“Loving one’s enemies changes everything. If your ‘enemy’ feels that you stand up for the truth and for what is good, and that you respect him, that you even love him, he will be able to listen, to read what you write, to open his mind. If the enemy feels that you are simply opposing him and nothing more, he will never entertain the idea of listening to you, much less of changing his ways,” said Colina.

“Now you know what makes you unique: love. If you really love, you will transform your environment, you will transform America, you will transform the world.”

Speaking from the east portico of the Basilica of the National Shrine of the Immaculate Conception in Washington, Colina was joined by three people who have contributed to society and the church and were recognized with honorary degrees, including: Michael Thomasian, principal of St. Anthony Catholic School in Washington; Mother Agnes Mary Donovan, S.V., superior general of the Sisters of Life; and Russell Shaw, longtime journalist and author.

Entrepreneurs Art and Carlyse Ciocca both received honorary degrees in a private ceremony earlier this year.

In his remarks, Catholic U. President John Garvey encouraged graduates to consider the good they can achieve through the virtue of constancy.

“I want your spouse and children and your friends to be able to say: ‘He or she was someone I could depend on,’” Garvey said. “Be constant.
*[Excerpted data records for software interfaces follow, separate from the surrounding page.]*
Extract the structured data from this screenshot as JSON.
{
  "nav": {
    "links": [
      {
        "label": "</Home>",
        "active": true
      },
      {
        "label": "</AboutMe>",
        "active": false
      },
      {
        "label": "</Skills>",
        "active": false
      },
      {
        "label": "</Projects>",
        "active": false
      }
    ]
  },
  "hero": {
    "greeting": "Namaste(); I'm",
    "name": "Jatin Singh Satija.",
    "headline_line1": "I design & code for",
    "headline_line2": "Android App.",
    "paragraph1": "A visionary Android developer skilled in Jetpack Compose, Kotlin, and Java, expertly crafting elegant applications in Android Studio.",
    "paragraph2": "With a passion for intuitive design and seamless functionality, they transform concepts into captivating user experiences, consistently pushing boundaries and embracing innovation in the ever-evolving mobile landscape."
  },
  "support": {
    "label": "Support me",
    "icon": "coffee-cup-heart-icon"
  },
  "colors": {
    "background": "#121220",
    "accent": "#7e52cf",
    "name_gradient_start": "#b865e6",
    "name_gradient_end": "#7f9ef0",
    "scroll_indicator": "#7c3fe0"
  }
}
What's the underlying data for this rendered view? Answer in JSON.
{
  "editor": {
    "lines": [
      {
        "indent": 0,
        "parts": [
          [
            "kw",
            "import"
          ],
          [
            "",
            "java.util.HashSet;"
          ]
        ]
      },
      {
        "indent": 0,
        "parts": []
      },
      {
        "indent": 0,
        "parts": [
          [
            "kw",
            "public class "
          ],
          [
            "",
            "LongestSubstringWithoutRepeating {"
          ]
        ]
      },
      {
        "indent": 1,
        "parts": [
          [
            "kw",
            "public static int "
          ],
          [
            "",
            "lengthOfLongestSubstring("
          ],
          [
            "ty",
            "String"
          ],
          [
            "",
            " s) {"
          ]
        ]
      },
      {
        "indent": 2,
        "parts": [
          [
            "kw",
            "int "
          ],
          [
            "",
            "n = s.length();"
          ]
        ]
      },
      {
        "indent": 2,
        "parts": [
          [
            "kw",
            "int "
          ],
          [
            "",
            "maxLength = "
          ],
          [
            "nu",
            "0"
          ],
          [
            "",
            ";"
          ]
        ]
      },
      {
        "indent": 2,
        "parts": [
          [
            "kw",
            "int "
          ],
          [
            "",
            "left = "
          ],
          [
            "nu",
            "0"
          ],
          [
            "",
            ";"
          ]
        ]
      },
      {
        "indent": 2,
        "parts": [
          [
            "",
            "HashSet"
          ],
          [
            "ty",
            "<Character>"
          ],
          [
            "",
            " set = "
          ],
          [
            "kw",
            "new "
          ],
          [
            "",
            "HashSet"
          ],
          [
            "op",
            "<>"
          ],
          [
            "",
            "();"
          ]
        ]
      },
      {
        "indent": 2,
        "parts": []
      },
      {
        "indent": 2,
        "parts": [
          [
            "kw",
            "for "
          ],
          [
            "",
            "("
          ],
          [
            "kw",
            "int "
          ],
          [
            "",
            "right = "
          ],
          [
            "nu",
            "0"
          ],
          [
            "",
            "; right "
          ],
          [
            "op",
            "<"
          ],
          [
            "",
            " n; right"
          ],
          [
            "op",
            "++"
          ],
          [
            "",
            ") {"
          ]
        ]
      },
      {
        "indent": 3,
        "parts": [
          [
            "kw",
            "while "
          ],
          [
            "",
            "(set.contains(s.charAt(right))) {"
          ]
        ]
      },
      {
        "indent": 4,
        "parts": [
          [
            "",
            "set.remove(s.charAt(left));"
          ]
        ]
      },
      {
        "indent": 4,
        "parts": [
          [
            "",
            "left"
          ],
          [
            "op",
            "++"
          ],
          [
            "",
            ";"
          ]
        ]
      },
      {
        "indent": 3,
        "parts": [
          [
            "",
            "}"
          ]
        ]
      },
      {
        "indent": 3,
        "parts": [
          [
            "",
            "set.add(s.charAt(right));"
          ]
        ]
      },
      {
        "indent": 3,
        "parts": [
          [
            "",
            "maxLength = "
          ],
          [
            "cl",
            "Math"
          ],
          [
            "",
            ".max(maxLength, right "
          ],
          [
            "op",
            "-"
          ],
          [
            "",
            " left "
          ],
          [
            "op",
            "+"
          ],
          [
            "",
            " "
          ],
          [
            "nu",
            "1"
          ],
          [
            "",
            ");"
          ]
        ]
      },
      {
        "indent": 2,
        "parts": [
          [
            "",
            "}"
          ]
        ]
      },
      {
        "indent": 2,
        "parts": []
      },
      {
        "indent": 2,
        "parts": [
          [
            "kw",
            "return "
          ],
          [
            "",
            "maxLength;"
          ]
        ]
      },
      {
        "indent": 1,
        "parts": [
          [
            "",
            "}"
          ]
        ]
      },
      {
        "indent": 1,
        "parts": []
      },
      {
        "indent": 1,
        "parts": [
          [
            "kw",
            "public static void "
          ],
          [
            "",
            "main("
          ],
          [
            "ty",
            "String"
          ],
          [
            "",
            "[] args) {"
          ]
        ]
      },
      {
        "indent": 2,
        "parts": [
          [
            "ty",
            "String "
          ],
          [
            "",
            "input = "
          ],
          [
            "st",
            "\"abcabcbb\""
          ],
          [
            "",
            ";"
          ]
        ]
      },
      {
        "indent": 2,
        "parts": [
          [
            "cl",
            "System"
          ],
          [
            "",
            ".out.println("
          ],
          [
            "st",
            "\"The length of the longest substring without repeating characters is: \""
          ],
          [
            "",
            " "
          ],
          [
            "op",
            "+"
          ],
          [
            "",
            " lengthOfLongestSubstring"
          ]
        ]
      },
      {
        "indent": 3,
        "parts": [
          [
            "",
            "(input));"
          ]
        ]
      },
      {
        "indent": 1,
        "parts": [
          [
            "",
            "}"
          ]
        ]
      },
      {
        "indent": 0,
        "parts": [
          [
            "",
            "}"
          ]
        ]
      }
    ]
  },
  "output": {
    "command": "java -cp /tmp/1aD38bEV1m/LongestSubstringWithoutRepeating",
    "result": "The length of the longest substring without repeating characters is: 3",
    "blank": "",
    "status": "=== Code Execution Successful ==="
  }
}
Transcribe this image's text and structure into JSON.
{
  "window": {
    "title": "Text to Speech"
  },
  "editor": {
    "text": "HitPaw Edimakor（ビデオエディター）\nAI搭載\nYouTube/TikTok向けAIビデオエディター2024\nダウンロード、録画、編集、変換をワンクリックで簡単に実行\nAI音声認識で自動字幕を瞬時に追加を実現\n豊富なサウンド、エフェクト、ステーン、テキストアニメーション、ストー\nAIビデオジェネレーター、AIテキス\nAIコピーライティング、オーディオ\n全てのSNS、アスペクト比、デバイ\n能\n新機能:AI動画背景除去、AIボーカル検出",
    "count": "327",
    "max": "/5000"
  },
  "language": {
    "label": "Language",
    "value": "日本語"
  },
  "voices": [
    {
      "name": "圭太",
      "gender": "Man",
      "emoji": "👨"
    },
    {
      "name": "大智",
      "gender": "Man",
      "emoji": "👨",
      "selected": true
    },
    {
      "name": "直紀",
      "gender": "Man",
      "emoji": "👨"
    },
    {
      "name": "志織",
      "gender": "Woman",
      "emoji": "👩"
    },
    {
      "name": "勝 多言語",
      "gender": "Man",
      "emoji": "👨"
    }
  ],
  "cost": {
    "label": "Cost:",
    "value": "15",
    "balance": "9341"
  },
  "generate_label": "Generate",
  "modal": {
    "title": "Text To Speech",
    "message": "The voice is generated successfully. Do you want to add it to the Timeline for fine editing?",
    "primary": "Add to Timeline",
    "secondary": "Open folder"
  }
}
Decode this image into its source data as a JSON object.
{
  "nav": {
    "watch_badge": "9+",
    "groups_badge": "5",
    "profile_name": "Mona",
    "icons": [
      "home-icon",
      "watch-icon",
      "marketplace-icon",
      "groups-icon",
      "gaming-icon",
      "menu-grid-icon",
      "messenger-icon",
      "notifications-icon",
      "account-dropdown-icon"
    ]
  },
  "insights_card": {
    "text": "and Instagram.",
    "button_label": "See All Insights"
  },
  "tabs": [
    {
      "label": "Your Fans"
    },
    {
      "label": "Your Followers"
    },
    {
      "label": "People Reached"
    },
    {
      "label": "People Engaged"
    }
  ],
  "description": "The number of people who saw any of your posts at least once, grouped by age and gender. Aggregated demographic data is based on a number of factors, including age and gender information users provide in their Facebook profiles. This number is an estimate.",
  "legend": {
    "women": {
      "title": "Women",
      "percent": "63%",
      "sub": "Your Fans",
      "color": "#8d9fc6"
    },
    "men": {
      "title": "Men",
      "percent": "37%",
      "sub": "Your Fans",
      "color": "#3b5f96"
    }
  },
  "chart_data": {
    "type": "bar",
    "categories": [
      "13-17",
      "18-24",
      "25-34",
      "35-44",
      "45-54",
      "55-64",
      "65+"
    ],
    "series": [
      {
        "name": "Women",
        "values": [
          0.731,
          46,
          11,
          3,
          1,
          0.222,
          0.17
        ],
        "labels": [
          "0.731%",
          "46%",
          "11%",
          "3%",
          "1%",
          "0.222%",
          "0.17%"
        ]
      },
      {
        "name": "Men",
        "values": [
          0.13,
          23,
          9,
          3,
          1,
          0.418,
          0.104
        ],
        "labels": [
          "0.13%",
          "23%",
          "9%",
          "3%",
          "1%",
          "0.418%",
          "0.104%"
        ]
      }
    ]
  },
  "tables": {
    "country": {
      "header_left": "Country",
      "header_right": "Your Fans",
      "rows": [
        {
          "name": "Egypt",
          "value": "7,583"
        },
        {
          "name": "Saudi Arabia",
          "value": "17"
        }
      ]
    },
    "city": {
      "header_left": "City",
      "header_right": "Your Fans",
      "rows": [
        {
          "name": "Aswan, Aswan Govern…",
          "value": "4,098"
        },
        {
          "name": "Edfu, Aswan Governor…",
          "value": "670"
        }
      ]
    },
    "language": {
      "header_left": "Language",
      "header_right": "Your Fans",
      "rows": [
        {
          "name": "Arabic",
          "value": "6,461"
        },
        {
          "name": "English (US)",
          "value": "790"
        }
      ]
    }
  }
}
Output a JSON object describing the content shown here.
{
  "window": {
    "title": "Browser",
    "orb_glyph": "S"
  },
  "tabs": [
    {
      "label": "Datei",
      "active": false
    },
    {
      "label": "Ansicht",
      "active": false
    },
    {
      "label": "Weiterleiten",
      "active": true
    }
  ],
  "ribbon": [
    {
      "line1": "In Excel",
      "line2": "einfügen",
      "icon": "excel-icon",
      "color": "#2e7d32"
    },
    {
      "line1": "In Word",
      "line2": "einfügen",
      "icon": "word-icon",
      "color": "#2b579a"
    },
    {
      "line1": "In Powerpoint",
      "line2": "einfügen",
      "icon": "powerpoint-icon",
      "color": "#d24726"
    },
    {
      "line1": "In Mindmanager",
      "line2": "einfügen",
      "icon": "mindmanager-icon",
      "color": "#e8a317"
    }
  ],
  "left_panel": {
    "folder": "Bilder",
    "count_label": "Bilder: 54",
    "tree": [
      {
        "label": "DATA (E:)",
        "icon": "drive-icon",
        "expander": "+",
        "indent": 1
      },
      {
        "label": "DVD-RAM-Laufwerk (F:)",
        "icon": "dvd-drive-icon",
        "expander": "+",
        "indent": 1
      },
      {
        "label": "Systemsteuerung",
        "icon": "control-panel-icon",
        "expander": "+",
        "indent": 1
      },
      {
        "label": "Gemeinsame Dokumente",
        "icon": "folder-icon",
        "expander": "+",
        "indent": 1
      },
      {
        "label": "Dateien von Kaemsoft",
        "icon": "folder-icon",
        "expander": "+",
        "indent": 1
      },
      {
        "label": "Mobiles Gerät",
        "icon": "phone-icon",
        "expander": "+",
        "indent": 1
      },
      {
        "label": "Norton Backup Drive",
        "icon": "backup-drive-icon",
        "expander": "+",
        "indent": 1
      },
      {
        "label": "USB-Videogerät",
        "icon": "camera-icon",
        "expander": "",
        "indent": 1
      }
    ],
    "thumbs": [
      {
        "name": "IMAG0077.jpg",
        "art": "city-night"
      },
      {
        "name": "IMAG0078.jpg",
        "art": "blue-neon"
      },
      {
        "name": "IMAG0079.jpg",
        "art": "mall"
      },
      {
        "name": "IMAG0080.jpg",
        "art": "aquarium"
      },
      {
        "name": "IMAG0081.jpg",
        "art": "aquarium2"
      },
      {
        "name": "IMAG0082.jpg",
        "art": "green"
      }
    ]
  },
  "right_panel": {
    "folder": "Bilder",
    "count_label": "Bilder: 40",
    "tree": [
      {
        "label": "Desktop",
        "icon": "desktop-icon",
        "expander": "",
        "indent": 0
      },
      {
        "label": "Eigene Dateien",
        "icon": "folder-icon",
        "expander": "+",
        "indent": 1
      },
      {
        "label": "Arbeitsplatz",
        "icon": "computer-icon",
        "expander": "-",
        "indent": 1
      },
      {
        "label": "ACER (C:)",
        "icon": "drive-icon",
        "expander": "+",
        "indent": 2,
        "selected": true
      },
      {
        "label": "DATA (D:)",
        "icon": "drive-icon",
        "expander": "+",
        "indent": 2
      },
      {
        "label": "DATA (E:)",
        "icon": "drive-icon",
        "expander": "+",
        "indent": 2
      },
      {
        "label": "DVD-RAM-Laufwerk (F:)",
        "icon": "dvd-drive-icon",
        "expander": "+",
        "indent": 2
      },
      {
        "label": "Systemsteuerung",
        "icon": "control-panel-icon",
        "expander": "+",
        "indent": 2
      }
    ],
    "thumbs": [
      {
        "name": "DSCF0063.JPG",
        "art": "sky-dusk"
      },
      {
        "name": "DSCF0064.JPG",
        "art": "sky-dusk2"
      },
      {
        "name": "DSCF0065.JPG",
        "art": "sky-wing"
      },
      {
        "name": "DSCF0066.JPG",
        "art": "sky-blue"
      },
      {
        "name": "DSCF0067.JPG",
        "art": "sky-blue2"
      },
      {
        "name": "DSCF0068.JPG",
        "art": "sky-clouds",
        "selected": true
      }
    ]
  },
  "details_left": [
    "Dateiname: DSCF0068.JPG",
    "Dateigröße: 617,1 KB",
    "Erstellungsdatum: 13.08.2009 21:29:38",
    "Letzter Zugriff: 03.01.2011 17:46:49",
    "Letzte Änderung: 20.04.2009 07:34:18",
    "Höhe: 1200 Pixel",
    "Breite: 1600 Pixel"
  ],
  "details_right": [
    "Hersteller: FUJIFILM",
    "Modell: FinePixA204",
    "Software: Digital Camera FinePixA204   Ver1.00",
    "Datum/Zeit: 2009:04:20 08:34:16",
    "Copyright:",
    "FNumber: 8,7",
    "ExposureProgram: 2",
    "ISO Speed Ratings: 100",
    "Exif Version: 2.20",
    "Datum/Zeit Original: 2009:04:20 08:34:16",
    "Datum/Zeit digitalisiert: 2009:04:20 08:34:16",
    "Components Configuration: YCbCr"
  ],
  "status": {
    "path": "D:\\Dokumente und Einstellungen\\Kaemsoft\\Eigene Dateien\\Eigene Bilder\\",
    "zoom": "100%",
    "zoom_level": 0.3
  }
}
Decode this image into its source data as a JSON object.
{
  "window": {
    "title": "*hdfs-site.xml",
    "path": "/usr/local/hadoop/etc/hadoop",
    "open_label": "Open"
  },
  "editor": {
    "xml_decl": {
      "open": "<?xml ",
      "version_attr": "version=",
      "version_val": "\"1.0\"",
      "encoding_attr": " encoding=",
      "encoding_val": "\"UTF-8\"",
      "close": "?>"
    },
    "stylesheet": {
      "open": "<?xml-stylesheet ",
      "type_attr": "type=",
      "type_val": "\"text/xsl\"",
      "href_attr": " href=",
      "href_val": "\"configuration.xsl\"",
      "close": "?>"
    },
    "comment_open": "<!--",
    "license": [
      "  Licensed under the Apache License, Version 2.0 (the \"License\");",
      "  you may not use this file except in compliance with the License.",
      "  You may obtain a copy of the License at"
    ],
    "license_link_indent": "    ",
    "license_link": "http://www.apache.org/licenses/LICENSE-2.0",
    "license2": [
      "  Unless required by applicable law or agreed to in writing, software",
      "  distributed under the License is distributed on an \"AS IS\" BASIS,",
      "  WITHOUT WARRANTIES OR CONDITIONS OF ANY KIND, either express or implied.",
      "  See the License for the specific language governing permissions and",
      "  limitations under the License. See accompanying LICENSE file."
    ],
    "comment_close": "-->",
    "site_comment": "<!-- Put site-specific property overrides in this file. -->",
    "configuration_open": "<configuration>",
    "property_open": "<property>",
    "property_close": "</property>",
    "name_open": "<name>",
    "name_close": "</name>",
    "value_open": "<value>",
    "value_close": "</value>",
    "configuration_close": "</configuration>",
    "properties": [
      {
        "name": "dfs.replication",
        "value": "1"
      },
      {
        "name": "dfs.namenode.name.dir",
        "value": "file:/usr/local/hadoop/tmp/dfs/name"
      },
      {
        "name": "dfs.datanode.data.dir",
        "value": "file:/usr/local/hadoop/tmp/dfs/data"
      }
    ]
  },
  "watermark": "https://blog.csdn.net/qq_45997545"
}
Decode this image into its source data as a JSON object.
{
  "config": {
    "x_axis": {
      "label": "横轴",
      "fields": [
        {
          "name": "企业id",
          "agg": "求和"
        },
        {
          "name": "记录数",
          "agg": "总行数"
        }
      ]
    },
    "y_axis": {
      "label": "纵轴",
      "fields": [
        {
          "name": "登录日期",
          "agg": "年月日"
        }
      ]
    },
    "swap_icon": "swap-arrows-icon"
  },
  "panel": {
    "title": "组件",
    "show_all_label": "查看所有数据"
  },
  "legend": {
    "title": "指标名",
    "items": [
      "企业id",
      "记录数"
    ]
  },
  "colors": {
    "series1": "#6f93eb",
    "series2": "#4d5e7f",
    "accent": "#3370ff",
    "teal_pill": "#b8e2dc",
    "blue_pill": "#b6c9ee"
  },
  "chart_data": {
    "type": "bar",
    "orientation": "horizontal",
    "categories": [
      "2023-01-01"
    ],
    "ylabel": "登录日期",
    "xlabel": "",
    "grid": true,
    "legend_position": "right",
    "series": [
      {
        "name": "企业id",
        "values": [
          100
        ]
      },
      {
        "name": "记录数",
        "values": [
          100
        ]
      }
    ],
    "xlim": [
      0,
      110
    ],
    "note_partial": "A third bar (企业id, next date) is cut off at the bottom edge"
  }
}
Be true to God, your neighbor and yourself.”

Before the closing of the ceremony, the Catholic U. honored Thérèse-Anne Druart, professor of philosophy and university marshal, with the Shahan Medal for Service. Druart retires this year after serving more than 30 years as a professor and more than 15 years as university marshal.

Chaplain and Director of Campus Ministry Father Jude DeAngelo, O.F.M. Conv., offered the benediction.

“Graduates today and yesterday have served in at least seven foreign wars, they have been priests and religious who have graduated. They have been lay men and women who have given honor to their chosen professions. And the growth of knowledge and wisdom in the study and betterment in humanity,” said DeAngelo. “May these new graduates continue this legacy of working for the common good of society, renewing Holy Mother Church as well as building the kingdom of justice and peace that Christ commands us. In a special way we pray for all of our lay men and women graduating today, help them never to forget their Christian vocation to transform the world by bringing the gospel to their families, their friends, their communities and their professions.”

Catholic U. conferred approximately 1,620 bachelor’s, master’s and doctoral degrees during the ceremony. Other graduation events held over commencement weekend included the honors convocation and the baccalaureate Mass, both held May 17 at the shrine.

© Arlington Catholic Herald 2019